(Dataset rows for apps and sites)

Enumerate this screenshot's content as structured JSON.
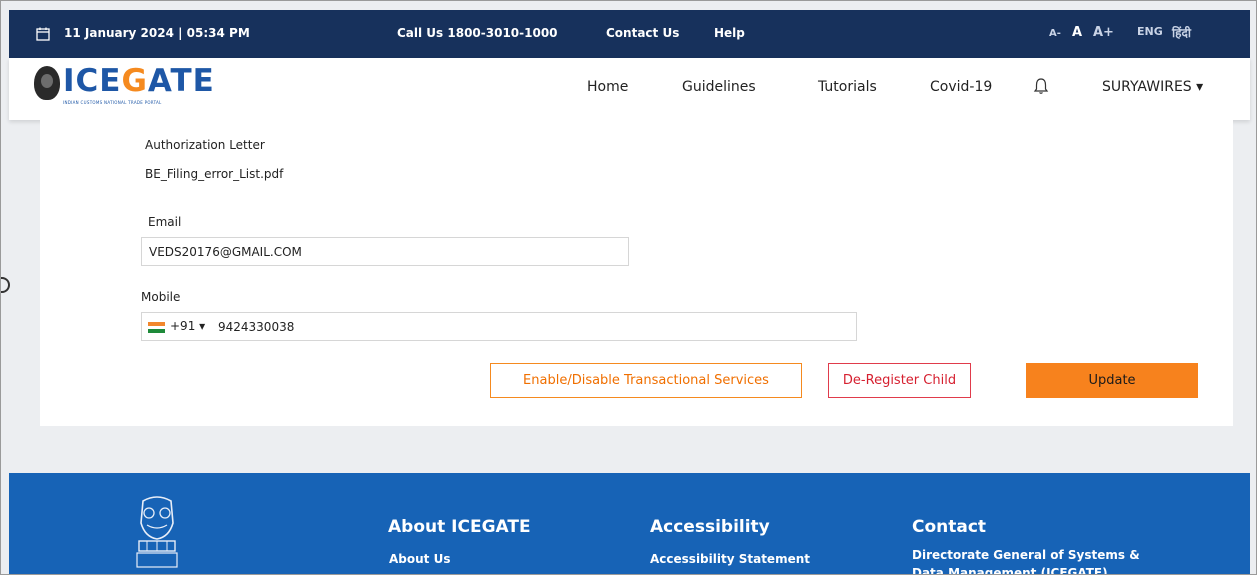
{
  "topbar": {
    "date": "11 January 2024 | 05:34 PM",
    "call": "Call Us  1800-3010-1000",
    "contact": "Contact Us",
    "help": "Help",
    "font_small": "A-",
    "font_medium": "A",
    "font_large": "A+",
    "lang_en": "ENG",
    "lang_hi": "हिंदी"
  },
  "nav": {
    "logo_a": "ICE",
    "logo_b": "G",
    "logo_c": "ATE",
    "logo_tag": "INDIAN CUSTOMS NATIONAL TRADE PORTAL",
    "home": "Home",
    "guidelines": "Guidelines",
    "tutorials": "Tutorials",
    "covid": "Covid-19",
    "user": "SURYAWIRES ▾"
  },
  "form": {
    "auth_label": "Authorization Letter",
    "auth_file": "BE_Filing_error_List.pdf",
    "email_label": "Email",
    "email_value": "VEDS20176@GMAIL.COM",
    "mobile_label": "Mobile",
    "dial_code": "+91 ▾",
    "mobile_value": "9424330038",
    "btn_enable": "Enable/Disable Transactional Services",
    "btn_deregister": "De-Register Child",
    "btn_update": "Update"
  },
  "footer": {
    "about_heading": "About ICEGATE",
    "about_link": "About Us",
    "access_heading": "Accessibility",
    "access_link": "Accessibility Statement",
    "contact_heading": "Contact",
    "contact_line1": "Directorate General of Systems &",
    "contact_line2": "Data Management (ICEGATE)"
  },
  "colors": {
    "topbar": "#17315c",
    "footer": "#1763b6",
    "accent_orange": "#f7821d",
    "deregister_red": "#d62030"
  },
  "icons": [
    "calendar-icon",
    "bell-icon",
    "india-flag-icon",
    "national-emblem-icon"
  ]
}
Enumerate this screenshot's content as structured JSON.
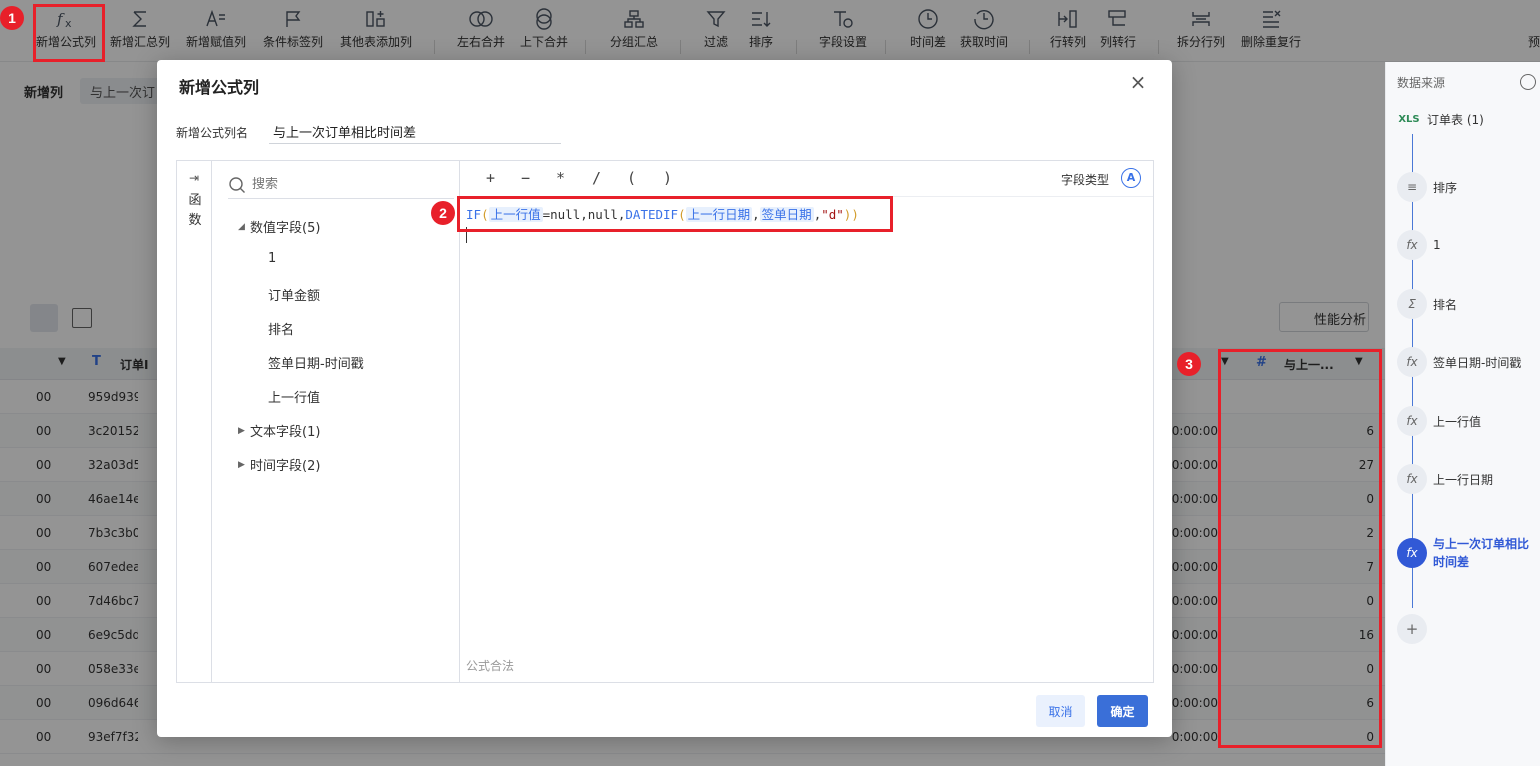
{
  "toolbar": {
    "items": [
      {
        "label": "新增公式列",
        "icon": "fx-icon"
      },
      {
        "label": "新增汇总列",
        "icon": "sigma-icon"
      },
      {
        "label": "新增赋值列",
        "icon": "assign-icon"
      },
      {
        "label": "条件标签列",
        "icon": "flag-icon"
      },
      {
        "label": "其他表添加列",
        "icon": "add-column-icon"
      },
      {
        "label": "左右合并",
        "icon": "merge-lr-icon"
      },
      {
        "label": "上下合并",
        "icon": "merge-ud-icon"
      },
      {
        "label": "分组汇总",
        "icon": "group-icon"
      },
      {
        "label": "过滤",
        "icon": "filter-icon"
      },
      {
        "label": "排序",
        "icon": "sort-icon"
      },
      {
        "label": "字段设置",
        "icon": "field-setting-icon"
      },
      {
        "label": "时间差",
        "icon": "clock-icon"
      },
      {
        "label": "获取时间",
        "icon": "clock-history-icon"
      },
      {
        "label": "行转列",
        "icon": "row-to-col-icon"
      },
      {
        "label": "列转行",
        "icon": "col-to-row-icon"
      },
      {
        "label": "拆分行列",
        "icon": "split-icon"
      },
      {
        "label": "删除重复行",
        "icon": "dedupe-icon"
      }
    ],
    "right_cut_label": "预"
  },
  "background": {
    "tab_label": "新增列",
    "step_label": "与上一次订",
    "perf_button": "性能分析",
    "col_header_id": "订单I",
    "col_header_last": "与上一...",
    "rows": [
      {
        "a": "00",
        "id": "959d939b-6",
        "time": "",
        "val": ""
      },
      {
        "a": "00",
        "id": "3c201528-8",
        "time": "0:00:00",
        "val": "6"
      },
      {
        "a": "00",
        "id": "32a03d53-7",
        "time": "0:00:00",
        "val": "27"
      },
      {
        "a": "00",
        "id": "46ae14ec-6",
        "time": "0:00:00",
        "val": "0"
      },
      {
        "a": "00",
        "id": "7b3c3b06-4",
        "time": "0:00:00",
        "val": "2"
      },
      {
        "a": "00",
        "id": "607edea6-b",
        "time": "0:00:00",
        "val": "7"
      },
      {
        "a": "00",
        "id": "7d46bc71-1",
        "time": "0:00:00",
        "val": "0"
      },
      {
        "a": "00",
        "id": "6e9c5ddc-d",
        "time": "0:00:00",
        "val": "16"
      },
      {
        "a": "00",
        "id": "058e33e0-1",
        "time": "0:00:00",
        "val": "0"
      },
      {
        "a": "00",
        "id": "096d646e-4",
        "time": "0:00:00",
        "val": "6"
      },
      {
        "a": "00",
        "id": "93ef7f32-46",
        "time": "0:00:00",
        "val": "0"
      }
    ]
  },
  "process_panel": {
    "title": "数据来源",
    "nodes": [
      {
        "icon": "XLS",
        "label": "订单表 (1)"
      },
      {
        "icon": "≡",
        "label": "排序"
      },
      {
        "icon": "fx",
        "label": "1"
      },
      {
        "icon": "Σ",
        "label": "排名"
      },
      {
        "icon": "fx",
        "label": "签单日期-时间戳"
      },
      {
        "icon": "fx",
        "label": "上一行值"
      },
      {
        "icon": "fx",
        "label": "上一行日期"
      },
      {
        "icon": "fx",
        "label": "与上一次订单相比时间差"
      }
    ],
    "add": "+"
  },
  "dialog": {
    "title": "新增公式列",
    "close": "×",
    "name_label": "新增公式列名",
    "name_value": "与上一次订单相比时间差",
    "fn_tab": "函数",
    "search_placeholder": "搜索",
    "groups": [
      {
        "label": "数值字段(5)",
        "expanded": true,
        "items": [
          "1",
          "订单金额",
          "排名",
          "签单日期-时间戳",
          "上一行值"
        ]
      },
      {
        "label": "文本字段(1)",
        "expanded": false,
        "items": []
      },
      {
        "label": "时间字段(2)",
        "expanded": false,
        "items": []
      }
    ],
    "operators": [
      "+",
      "−",
      "*",
      "/",
      "(",
      ")"
    ],
    "field_type_label": "字段类型",
    "field_type_icon": "A",
    "formula": {
      "p1": "IF",
      "p2": "(",
      "f1": "上一行值",
      "p3": "=null,null,",
      "p4": "DATEDIF",
      "p5": "(",
      "f2": "上一行日期",
      "p6": ",",
      "f3": "签单日期",
      "p7": ",",
      "s1": "\"d\"",
      "p8": "))"
    },
    "valid_text": "公式合法",
    "cancel": "取消",
    "ok": "确定"
  },
  "badges": [
    "1",
    "2",
    "3"
  ],
  "colors": {
    "accent": "#3a6fd8",
    "highlight": "#e8202a"
  }
}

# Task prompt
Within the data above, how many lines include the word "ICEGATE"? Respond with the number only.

# Response
2